Schreiber, who will be the sole paid staffer for the new group, has been working on campus as a Jewish program facilitator since 2012 thanks to funding from the Kranzberg Family Foundation.

“There has always been a decent number of Jewish faculty and staff,” she said. “Our student numbers have also grown. The sense of community was very strong. It’s a university where everyone knows everyone.”

As with other Hillels around the nation, Schreiber said the non-denominational organization will not be membership-based.

She said there were no firm figures on the number of Jews on Maryville’s West County campus, which has nearly 6,000 students total, however she feels there is a desire for the organization. 

She said that events put on by the group last year were often attended by more than 100 students — a number that includes non-Jewish attendees.

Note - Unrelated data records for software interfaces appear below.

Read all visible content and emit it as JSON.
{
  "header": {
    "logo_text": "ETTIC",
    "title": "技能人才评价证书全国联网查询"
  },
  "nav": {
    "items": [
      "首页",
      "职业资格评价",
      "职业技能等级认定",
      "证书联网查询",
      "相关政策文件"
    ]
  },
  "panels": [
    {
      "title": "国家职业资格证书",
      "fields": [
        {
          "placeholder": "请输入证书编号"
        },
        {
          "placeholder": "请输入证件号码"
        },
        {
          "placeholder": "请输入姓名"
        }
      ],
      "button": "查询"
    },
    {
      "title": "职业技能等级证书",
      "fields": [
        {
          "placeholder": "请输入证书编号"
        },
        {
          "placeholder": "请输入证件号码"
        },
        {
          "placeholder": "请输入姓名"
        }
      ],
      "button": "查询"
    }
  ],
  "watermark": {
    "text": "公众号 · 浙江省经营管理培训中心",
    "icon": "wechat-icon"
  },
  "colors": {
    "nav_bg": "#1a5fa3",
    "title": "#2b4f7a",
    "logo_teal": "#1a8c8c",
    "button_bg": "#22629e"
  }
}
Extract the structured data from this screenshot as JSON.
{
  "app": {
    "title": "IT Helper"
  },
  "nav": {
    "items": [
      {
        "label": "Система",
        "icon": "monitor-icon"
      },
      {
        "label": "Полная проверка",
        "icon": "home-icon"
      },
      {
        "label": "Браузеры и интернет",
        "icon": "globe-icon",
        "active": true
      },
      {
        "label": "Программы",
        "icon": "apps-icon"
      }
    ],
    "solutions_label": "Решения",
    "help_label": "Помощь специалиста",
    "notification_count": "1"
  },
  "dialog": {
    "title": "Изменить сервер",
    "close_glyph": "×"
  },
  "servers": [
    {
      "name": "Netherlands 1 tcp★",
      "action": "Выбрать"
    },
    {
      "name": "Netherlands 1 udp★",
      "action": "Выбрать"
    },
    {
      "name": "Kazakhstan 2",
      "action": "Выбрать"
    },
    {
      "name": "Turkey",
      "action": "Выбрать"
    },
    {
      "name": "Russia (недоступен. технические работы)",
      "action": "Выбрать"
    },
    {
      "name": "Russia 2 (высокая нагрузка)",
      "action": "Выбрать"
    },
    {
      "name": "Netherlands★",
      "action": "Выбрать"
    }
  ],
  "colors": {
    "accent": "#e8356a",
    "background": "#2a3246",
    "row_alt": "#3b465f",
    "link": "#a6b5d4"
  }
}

The group will not have a campus rabbi. However, Schreiber said it has partnerships with clergy and congregations from around the area who can provide assistance, including Rabbi Jordan Gerson of the longstanding St. Louis Hillel, located at Washington University.

Gerson, who arrived to assume his duties last autumn, said he was happy to collaborate with the new organization.

“We’re so excited to welcome Maryville Hillel into our global Hillel family and we think it is really a great advancement for the students and the Jewish community at Maryville University,” he said. “It will help us to better reach the Jewish student population of the area’s campuses.”

Schreiber, who previously worked at St. Louis Hillel, said the two groups are separate, but are “sister organizations” which will partner to help serve the area’s Jewish population. She said she hopes the new label would make it easier for students to get involved with the Maryville Judaic community.

“The Hillel brand is kind of the good housekeeping seal of approval as far as Jewish groups go on college campuses,” she said. “It will help people find us even though we’ve already been there.”

She said that having more than one Hillel was a big step forward for the community.

“I think that opens the doors to students being served in the best way possible, because each of the campuses are very distinct,” she said. “The Jewish community at Wash U, which is excellent, is a very different community than Maryville or UMSL or Fontbonne. I think we’ll be able to serve students in a more precise way.”

Other campuses do have outgrowths of Jewish life. While the University of Missouri-St. Louis doesn’t have a Hillel chapter, Drs. Susan Feigenbaum and Jay Pepose announced earlier this year that they were earmarking $100,000 toward the creation of a new House for Jewish Life. The plan envisions a facility which could be utilized by Jewish organizations in the area, including Hillel and Chabad on Campus.

The UMSL campus does have a recognized Jewish Student Association, as does St. Louis University. Webster University lists a “Jewish Student Council” known as Tribe. 

Schreiber said that some longstanding programs of the Maryville Jewish Student Union will continue under the new name, including culinary events like its chocolate seder and a “welcome back Havdalah” when classes resume. The group also does an annual Holocaust commemoration event.

She said the new Hillel, which was officially recognized late last month, will depend on a committee of about 10 faculty and staff to help coordinate activities.

“They have been very active in this entire process and luckily we’ll be able to continue to lean on them,” Schreiber said.

Sophomore Arin Simon, the first president of the newly minted Hillel, said that she is looking forward to assuming her new duties. She said it has been difficult to maintain consistent attendance for some Judaic events in the past and she hopes to remedy that this year. 

The 19-year-old elementary education major said that the other schools she considered had campus Hillels and she’s glad Maryville can now offer one also so that individuals can experience more programming and events.

“I’d like to see Jewish students from other small campuses come as well,” she said.